The weather in Colorado has been so beautiful during the last several weeks, it’s hard to believe that November has arrived. Summer certainly has seemed to extend into fall, especially with the Rockies playing in the World Series just down the road. But time is quickly moving on and November promises to be another busy month for the College.
Briefly looking back to last month, I attended meetings of the National Commission of Veterinary Economic Issues (NCVEI) where we discussed compensation for veterinarians, and also the joint meeting of the Association of American Veterinary Medical Colleges and the American Veterinary Medical Association held in Washington, D.C. At the AAVMC/AVMA meeting, we continued to work on long-term agenda items requiring legislative action.
The Accreditation Board for Engineering & Technology (ABET) was on campus Oct. 29 and 30 to conduct a site visit for the Industrial Hygiene Specialization within the Master of Science in Environmental Health. The Industrial Hygiene program, established in 1975, was originally accredited by ABET in 1996, reaccredited in 2002, and is now up for review once again.
We ended October with the College’s Fall Faculty and Staff meeting on October 30. I’d like to thank everyone who attended the meeting and shared their thoughts. We were able to take a look at the “State of the College” and bring everyone up to date on events and activities planned for the coming year.

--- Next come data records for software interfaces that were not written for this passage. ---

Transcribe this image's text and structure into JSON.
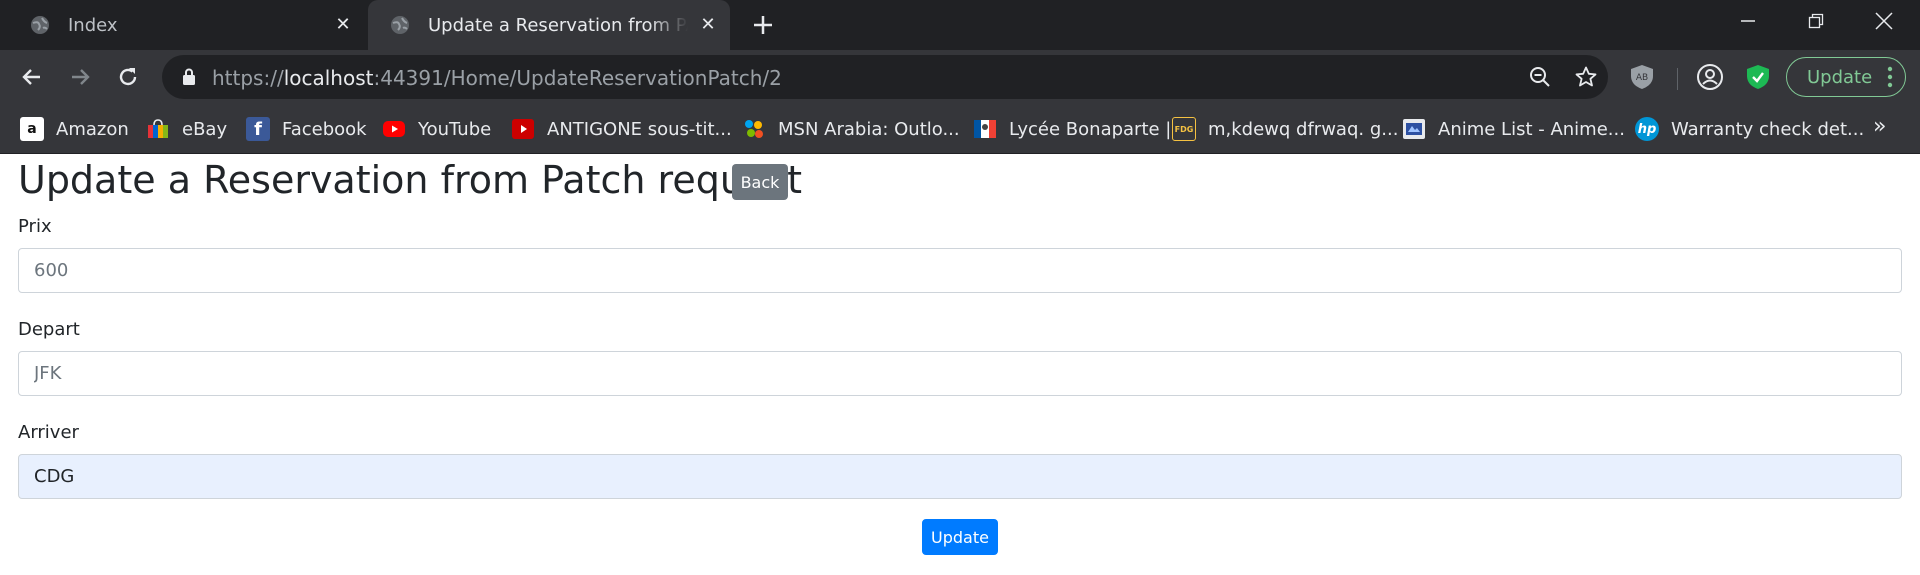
{
  "browser": {
    "tabs": [
      {
        "title": "Index",
        "active": false
      },
      {
        "title": "Update a Reservation from PATCH",
        "active": true
      }
    ],
    "url": {
      "scheme": "https://",
      "host": "localhost",
      "rest": ":44391/Home/UpdateReservationPatch/2"
    },
    "update_button_label": "Update",
    "colors": {
      "frame": "#202124",
      "toolbar": "#35363a",
      "accent_green": "#81c995"
    },
    "bookmarks": [
      {
        "label": "Amazon",
        "icon": "amazon-icon"
      },
      {
        "label": "eBay",
        "icon": "ebay-icon"
      },
      {
        "label": "Facebook",
        "icon": "facebook-icon"
      },
      {
        "label": "YouTube",
        "icon": "youtube-icon"
      },
      {
        "label": "ANTIGONE sous-tit...",
        "icon": "youtube-icon"
      },
      {
        "label": "MSN Arabia: Outlo...",
        "icon": "msn-icon"
      },
      {
        "label": "Lycée Bonaparte |",
        "icon": "lycee-icon"
      },
      {
        "label": "m,kdewq dfrwaq. g...",
        "icon": "fdg-icon"
      },
      {
        "label": "Anime List - Anime...",
        "icon": "anime-icon"
      },
      {
        "label": "Warranty check det...",
        "icon": "hp-icon"
      }
    ],
    "bookmarks_overflow": "»"
  },
  "page": {
    "title": "Update a Reservation from Patch request",
    "back_label": "Back",
    "fields": [
      {
        "label": "Prix",
        "value": "600"
      },
      {
        "label": "Depart",
        "value": "JFK"
      },
      {
        "label": "Arriver",
        "value": "CDG"
      }
    ],
    "submit_label": "Update",
    "colors": {
      "primary": "#007bff",
      "secondary": "#6c757d",
      "autofill_bg": "#e8f0fe"
    }
  }
}
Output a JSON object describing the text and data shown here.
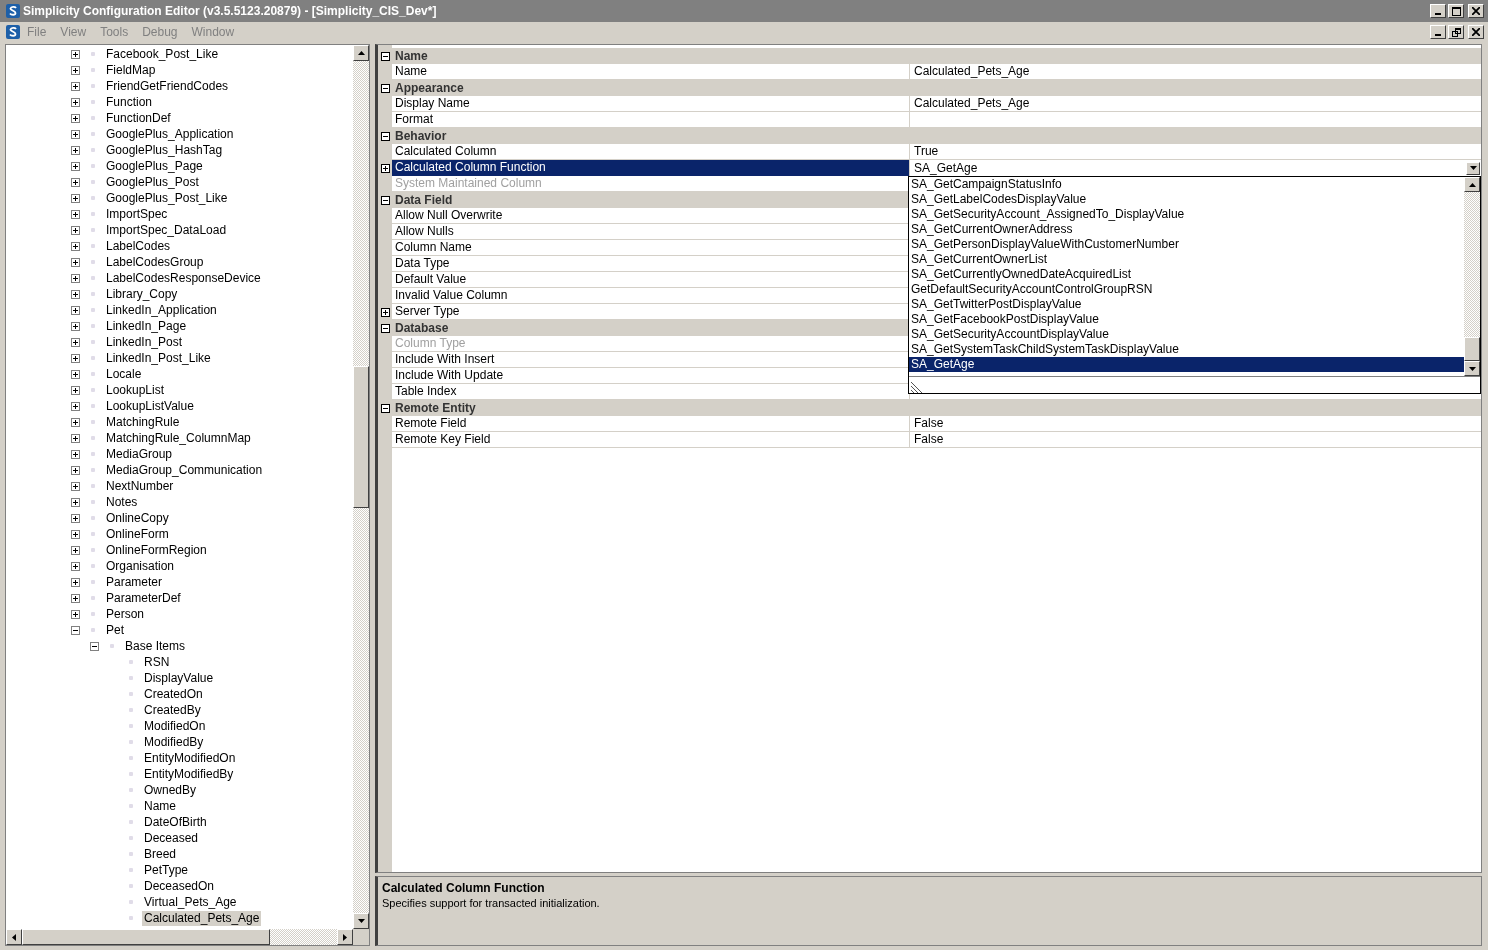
{
  "window": {
    "title": "Simplicity Configuration Editor (v3.5.5123.20879) - [Simplicity_CIS_Dev*]"
  },
  "menu": [
    "File",
    "View",
    "Tools",
    "Debug",
    "Window"
  ],
  "tree": [
    {
      "label": "Facebook_Post_Like",
      "expanded": false
    },
    {
      "label": "FieldMap",
      "expanded": false
    },
    {
      "label": "FriendGetFriendCodes",
      "expanded": false
    },
    {
      "label": "Function",
      "expanded": false
    },
    {
      "label": "FunctionDef",
      "expanded": false
    },
    {
      "label": "GooglePlus_Application",
      "expanded": false
    },
    {
      "label": "GooglePlus_HashTag",
      "expanded": false
    },
    {
      "label": "GooglePlus_Page",
      "expanded": false
    },
    {
      "label": "GooglePlus_Post",
      "expanded": false
    },
    {
      "label": "GooglePlus_Post_Like",
      "expanded": false
    },
    {
      "label": "ImportSpec",
      "expanded": false
    },
    {
      "label": "ImportSpec_DataLoad",
      "expanded": false
    },
    {
      "label": "LabelCodes",
      "expanded": false
    },
    {
      "label": "LabelCodesGroup",
      "expanded": false
    },
    {
      "label": "LabelCodesResponseDevice",
      "expanded": false
    },
    {
      "label": "Library_Copy",
      "expanded": false
    },
    {
      "label": "LinkedIn_Application",
      "expanded": false
    },
    {
      "label": "LinkedIn_Page",
      "expanded": false
    },
    {
      "label": "LinkedIn_Post",
      "expanded": false
    },
    {
      "label": "LinkedIn_Post_Like",
      "expanded": false
    },
    {
      "label": "Locale",
      "expanded": false
    },
    {
      "label": "LookupList",
      "expanded": false
    },
    {
      "label": "LookupListValue",
      "expanded": false
    },
    {
      "label": "MatchingRule",
      "expanded": false
    },
    {
      "label": "MatchingRule_ColumnMap",
      "expanded": false
    },
    {
      "label": "MediaGroup",
      "expanded": false
    },
    {
      "label": "MediaGroup_Communication",
      "expanded": false
    },
    {
      "label": "NextNumber",
      "expanded": false
    },
    {
      "label": "Notes",
      "expanded": false
    },
    {
      "label": "OnlineCopy",
      "expanded": false
    },
    {
      "label": "OnlineForm",
      "expanded": false
    },
    {
      "label": "OnlineFormRegion",
      "expanded": false
    },
    {
      "label": "Organisation",
      "expanded": false
    },
    {
      "label": "Parameter",
      "expanded": false
    },
    {
      "label": "ParameterDef",
      "expanded": false
    },
    {
      "label": "Person",
      "expanded": false
    },
    {
      "label": "Pet",
      "expanded": true,
      "children": [
        {
          "label": "Base Items",
          "expanded": true,
          "children": [
            {
              "label": "RSN",
              "selected": false
            },
            {
              "label": "DisplayValue",
              "selected": false
            },
            {
              "label": "CreatedOn",
              "selected": false
            },
            {
              "label": "CreatedBy",
              "selected": false
            },
            {
              "label": "ModifiedOn",
              "selected": false
            },
            {
              "label": "ModifiedBy",
              "selected": false
            },
            {
              "label": "EntityModifiedOn",
              "selected": false
            },
            {
              "label": "EntityModifiedBy",
              "selected": false
            },
            {
              "label": "OwnedBy",
              "selected": false
            },
            {
              "label": "Name",
              "selected": false
            },
            {
              "label": "DateOfBirth",
              "selected": false
            },
            {
              "label": "Deceased",
              "selected": false
            },
            {
              "label": "Breed",
              "selected": false
            },
            {
              "label": "PetType",
              "selected": false
            },
            {
              "label": "DeceasedOn",
              "selected": false
            },
            {
              "label": "Virtual_Pets_Age",
              "selected": false
            },
            {
              "label": "Calculated_Pets_Age",
              "selected": true
            }
          ]
        }
      ]
    }
  ],
  "properties": [
    {
      "category": "Name",
      "expanded": true,
      "rows": [
        {
          "label": "Name",
          "value": "Calculated_Pets_Age"
        }
      ]
    },
    {
      "category": "Appearance",
      "expanded": true,
      "rows": [
        {
          "label": "Display Name",
          "value": "Calculated_Pets_Age"
        },
        {
          "label": "Format"
        }
      ]
    },
    {
      "category": "Behavior",
      "expanded": true,
      "rows": [
        {
          "label": "Calculated Column",
          "value": "True"
        },
        {
          "label": "Calculated Column Function",
          "value": "SA_GetAge",
          "selected": true,
          "expanded": false,
          "dropdown": true
        },
        {
          "label": "System Maintained Column",
          "disabled": true
        }
      ]
    },
    {
      "category": "Data Field",
      "expanded": true,
      "rows": [
        {
          "label": "Allow Null Overwrite"
        },
        {
          "label": "Allow Nulls"
        },
        {
          "label": "Column Name"
        },
        {
          "label": "Data Type"
        },
        {
          "label": "Default Value"
        },
        {
          "label": "Invalid Value Column"
        },
        {
          "label": "Server Type",
          "expanded": false
        }
      ]
    },
    {
      "category": "Database",
      "expanded": true,
      "rows": [
        {
          "label": "Column Type",
          "disabled": true
        },
        {
          "label": "Include With Insert"
        },
        {
          "label": "Include With Update"
        },
        {
          "label": "Table Index"
        }
      ]
    },
    {
      "category": "Remote Entity",
      "expanded": true,
      "rows": [
        {
          "label": "Remote Field",
          "value": "False"
        },
        {
          "label": "Remote Key Field",
          "value": "False"
        }
      ]
    }
  ],
  "dropdown_list": [
    {
      "label": "SA_GetCampaignStatusInfo",
      "selected": false
    },
    {
      "label": "SA_GetLabelCodesDisplayValue",
      "selected": false
    },
    {
      "label": "SA_GetSecurityAccount_AssignedTo_DisplayValue",
      "selected": false
    },
    {
      "label": "SA_GetCurrentOwnerAddress",
      "selected": false
    },
    {
      "label": "SA_GetPersonDisplayValueWithCustomerNumber",
      "selected": false
    },
    {
      "label": "SA_GetCurrentOwnerList",
      "selected": false
    },
    {
      "label": "SA_GetCurrentlyOwnedDateAcquiredList",
      "selected": false
    },
    {
      "label": "GetDefaultSecurityAccountControlGroupRSN",
      "selected": false
    },
    {
      "label": "SA_GetTwitterPostDisplayValue",
      "selected": false
    },
    {
      "label": "SA_GetFacebookPostDisplayValue",
      "selected": false
    },
    {
      "label": "SA_GetSecurityAccountDisplayValue",
      "selected": false
    },
    {
      "label": "SA_GetSystemTaskChildSystemTaskDisplayValue",
      "selected": false
    },
    {
      "label": "SA_GetAge",
      "selected": true
    }
  ],
  "description": {
    "title": "Calculated Column Function",
    "text": "Specifies support for transacted initialization."
  }
}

We’re kicking off this month with the Colorado Veterinary Medical Association’s leadership conference on Nov. 3. As a member of the Advocacy and Outreach discussions group, I’ll be attending the conference while Dr. Pete Hellyer, who leads the Commission on Education discussions, will be presenting at the conference. On Nov. 12, I’ll be in Savannah, Georgia, for the American College of Veterinary Pathologists annual meeting. Dr. Mary Anna Thrall, from the Department of Microbiology, Immunology and Pathology, is president of the ACVP and the College is pleased to be hosting a reception for all our alumni in attendance at the meeting to celebrate our centennial.
In November, we’ll also be planning in earnest the College’s next groundbreaking ceremony: the new Diagnostic Medicine Center on the South Campus. The groundbreaking is scheduled for Dec. 7, 9 a.m., with speakers and guests gathering in Rooms 118/120 of the Animal Cancer Center before venturing outside to put the ceremonial shovels into the ground. Depending on the weather, it may be a very quick outdoor ceremony followed by an indoor reception. Details are still being worked out, but all in the College will receive an invitation to the event during the first week of November. I look forward to seeing everyone as we celebrate the beginnings of a new era in diagnostic medicine for the College of Veterinary Medicine and Biomedical Sciences.
Lance Perryman, DVM, PhD
Dean, College of Veterinary Medicine and Biomedical Sciences